Article ID: 286664


Updated On:


Carbon Black App Control (formerly Cb Protection)


How do Trusted Directories work and what are they used for?


App Control Server: All Supported Versions
App Control Agent: All Supported Versions


Trusted Directory usage is intended to augment the default deny capability of the App Control product.  It is intended to approve executable's in situations where a Custom Rule will not suffice to issue a Local Approval for a binary.  It is not intended as a way to catalogue the potential list of approved binaries used in an organization.  Large scale catalogue of hashes is already preserved on the server without using a Trusted Directory.  If a list of explicitly trusted binaries is desired, there are ways to obtain that using Custom Rules and reports on the App Control Server.
On an endpoint that crawls the Trusted Directory, the binaries in that Trusted Directory are actually catalogued twice:
  • Once to store in the Agent 's cache as an identified binary that resides on the local system.
  • Once as a trusted binary to report to the Server.  
The Agent must send each entry of a Trusted Directory to the Server as a report, and the Server must report that entry back to the Agent as a Hash Rule.

The information associated with a single cache entry, its hashes, metadata, approval state, discovery reason, etcetera can be upwards of 2 Kb of data.  The information to store the trusted binary report to the Server and the resulting Global Approval Rule can be upwards of 250 bytes.  This is reflected by the observation of the Trusted Directory crawler Agent on an endpoint, where it is consuming a large amount of Virtual Memory and has a total cache size (both database files and intermediate journaling files) that can be around the same size  With Agent tables of this size, query times drop to the level that cause a rise in contention.  As the Agent continues scanning entries from the Trusted Directory, it creates a large backlog of entries that add to the overall contention of the daemon.  The large memory consumption that results will further degrade performance as the process spends a large percentage of time page faulting. 
Even if the Trusted Directory Crawler Agent were able to scan an enormous amount of files (1 million files as an example) and report those to the Server; the implication is 250 Bytes x 1 million, or 250MB per endpoint minimum. Just to store the Global Approval Rules.  This could cause performance problems in general for all endpoints connected to that Server.

Additional Information

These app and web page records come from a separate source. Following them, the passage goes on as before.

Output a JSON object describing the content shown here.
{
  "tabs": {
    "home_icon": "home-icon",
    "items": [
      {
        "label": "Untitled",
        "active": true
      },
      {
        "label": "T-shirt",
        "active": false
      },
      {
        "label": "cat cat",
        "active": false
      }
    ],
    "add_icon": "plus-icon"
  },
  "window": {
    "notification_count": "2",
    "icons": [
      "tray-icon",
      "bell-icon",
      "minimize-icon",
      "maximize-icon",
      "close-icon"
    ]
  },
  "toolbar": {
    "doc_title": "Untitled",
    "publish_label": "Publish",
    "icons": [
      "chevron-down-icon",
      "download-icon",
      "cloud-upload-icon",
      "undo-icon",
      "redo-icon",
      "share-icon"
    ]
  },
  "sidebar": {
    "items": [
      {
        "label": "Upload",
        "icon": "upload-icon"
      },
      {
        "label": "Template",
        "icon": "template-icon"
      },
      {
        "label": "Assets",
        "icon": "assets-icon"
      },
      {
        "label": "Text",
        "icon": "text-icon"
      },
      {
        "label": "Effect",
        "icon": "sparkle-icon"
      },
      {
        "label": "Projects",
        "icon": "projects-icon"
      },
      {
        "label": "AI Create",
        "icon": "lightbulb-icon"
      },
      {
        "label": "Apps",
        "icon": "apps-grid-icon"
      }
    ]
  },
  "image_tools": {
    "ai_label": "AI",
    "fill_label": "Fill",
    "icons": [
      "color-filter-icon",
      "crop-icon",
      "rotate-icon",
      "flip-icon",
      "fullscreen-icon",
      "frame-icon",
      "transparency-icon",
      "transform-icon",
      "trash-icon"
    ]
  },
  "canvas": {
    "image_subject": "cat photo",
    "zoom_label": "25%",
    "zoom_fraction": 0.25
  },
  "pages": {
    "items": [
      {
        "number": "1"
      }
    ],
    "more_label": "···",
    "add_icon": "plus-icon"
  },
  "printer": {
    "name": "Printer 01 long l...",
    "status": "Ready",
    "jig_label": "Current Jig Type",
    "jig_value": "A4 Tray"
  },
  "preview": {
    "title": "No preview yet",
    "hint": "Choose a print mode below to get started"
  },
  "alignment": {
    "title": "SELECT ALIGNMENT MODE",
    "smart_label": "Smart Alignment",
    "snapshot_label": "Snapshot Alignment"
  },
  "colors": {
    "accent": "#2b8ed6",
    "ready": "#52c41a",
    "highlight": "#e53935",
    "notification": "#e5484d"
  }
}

  • WIM files tend to be extremely large, scanning them will consume an inordinate amount of Disk Space/CPU Usage.
  • If scanning/approving WIM files is required, reference Pg 174 of the User Guide discussing 'Enabling Trusted Directory Approval of WIM Files'
  • Trusted Directory will approve files in both "Visibility" and "Control" modes. It will however not function if the enforcement of the agent it resides on is set to "Disabled"
  • Trusted Directories can only be configured on "permanently attached fixed media"
  • A Windows Agent will not find executables for other operating systems as, "Interesting" and an Agent will need to be configured for each Operating System in use.